More than 1.3 million NEVs are running on China’s roads, of which more than 75% are electric cars, government data says.
In 1990s, China’s industrial policy focused on electric two-wheelers but sales only took off in the beginning of this decade, as prices came down and battery power improved.
China plans to build more than 12,000 charging stations before 2020 for more than five million NEVs.
“Promotion of electric vehicles became a part of industrial policy in the last decade with big investments in the run up to the Olympics,” said Lauri Myllyvirta, a Beijing-based global campaigner for Greenpeace.
NEVs would account for more than 40% of total auto sales by 2030, the Society of Automotive Engineers of China says.
Can India catch up?
India woke up to this growing market in 2015 when the government notified faster adoption and manufacturing of (hybrid &) electric vehicles scheme. It gave subsidy on 160,000 vehicles but more than half of these were diesel hybrids, defeating the purpose of the programme aimed at reducing emissions.
Unlike China, India produces a very small number of electric vehicles. Most are either imported or assembled here. Nearly all the electric two-wheelers in India operated on poor quality lead-acid batteries as opposed to the state of the art lithium-ion batteries, said Anup Bandivadekar, director, passenger vehicles programme, at International Council on Clean Transportation.
Batteries, which accounted for 40% of the vehicle cost, were the real challenge, said Arunabha Ghosh, chief executive officer of Council on Energy, Environment and Water.
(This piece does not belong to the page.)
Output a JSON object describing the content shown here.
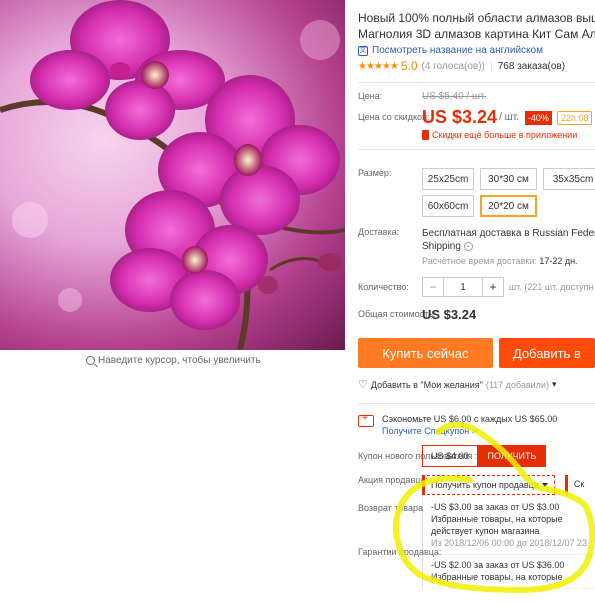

“In 2030, the battery demand would be five times of the batteries sold across the world currently” he said, adding India needed a high-quality battery-producing industry.
The Aayog has proposed incentives for vehicle manufacturers, including tax waiver and rebate on purchases.
The government intends to introduce carbon credits for electric-vehicle owners who could trade them for money.
The Aayog wants charging stations to be part of city planning and electricity charges to be lower than those for domestic consumers.
The government think-tank estimates that new age transport solutions could save $60 billion by 2030 and one gigatonne of carbon emissions — 37% of India’s carbon load — between 2017 and 2030.
“It would push innovative public transport,” an Aayog official said.
Narain agreed, saying electric transport would ensure energy security. “Having right incentives and public policy push such as government buying one lakh electric vehicles can drive down the high costs,” she said.
Some trials have begun. Taxi-hailing firm Ola had deployed electric three and four wheelers for a pilot and civic bodies in Himachal Pradesh and Karnataka were keen on electric buses, Bandivadekar said.
Step in the right direction
Experts in both countries see the shift as a step in the right direction, one that could cut air pollution by half.
“Two and three wheelers burn more fuel and emit about five times as much PM 2.5 as four-wheel private cars,” Greenpeace’s Myllyvirta said, adding China achieved a high electrification ratio in this segment.
The Indian electric car market in 2030 would be second only to China and would help in checking air pollution, Bandivadekar said.
India, like China, should first push for electric two-wheelers and then turn to public transport, they said.
A cleaner world
Both France and the United Kingdom plan to ban the sale of internal combustion vehicles by 2040. Norway is more ambitious — all light duty vehicles sold after 2025 are to be zero-emission vehicles.
“If India puts a right policy in place, India and China could be competing in 2030,” Bandivadekar said. “If that does not happen, Indian youth will lose a big job opportunity.”
Source: Hindustan Times